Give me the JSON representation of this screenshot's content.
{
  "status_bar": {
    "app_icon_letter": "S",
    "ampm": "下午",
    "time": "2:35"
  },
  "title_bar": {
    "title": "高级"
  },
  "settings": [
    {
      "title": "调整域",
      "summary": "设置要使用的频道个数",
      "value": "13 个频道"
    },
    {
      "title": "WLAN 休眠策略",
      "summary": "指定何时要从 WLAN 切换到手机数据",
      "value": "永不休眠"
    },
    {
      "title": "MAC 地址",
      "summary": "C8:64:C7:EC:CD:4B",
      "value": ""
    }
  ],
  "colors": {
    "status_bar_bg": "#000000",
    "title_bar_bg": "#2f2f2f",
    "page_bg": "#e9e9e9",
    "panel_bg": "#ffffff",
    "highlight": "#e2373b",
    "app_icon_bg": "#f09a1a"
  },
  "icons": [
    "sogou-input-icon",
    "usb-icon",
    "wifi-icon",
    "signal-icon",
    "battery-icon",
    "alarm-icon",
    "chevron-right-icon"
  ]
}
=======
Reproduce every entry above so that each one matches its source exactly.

Give me the JSON representation of this screenshot's content.
{
  "status_bar": {
    "app_icon_letter": "S",
    "ampm": "下午",
    "time": "2:35"
  },
  "title_bar": {
    "title": "高级"
  },
  "settings": [
    {
      "title": "调整域",
      "summary": "设置要使用的频道个数",
      "value": "13 个频道"
    },
    {
      "title": "WLAN 休眠策略",
      "summary": "指定何时要从 WLAN 切换到手机数据",
      "value": "永不休眠"
    },
    {
      "title": "MAC 地址",
      "summary": "C8:64:C7:EC:CD:4B",
      "value": ""
    }
  ],
  "colors": {
    "status_bar_bg": "#000000",
    "title_bar_bg": "#2f2f2f",
    "page_bg": "#e9e9e9",
    "panel_bg": "#ffffff",
    "highlight": "#e2373b",
    "app_icon_bg": "#f09a1a"
  },
  "icons": [
    "sogou-input-icon",
    "usb-icon",
    "wifi-icon",
    "signal-icon",
    "battery-icon",
    "alarm-icon",
    "chevron-right-icon"
  ]
}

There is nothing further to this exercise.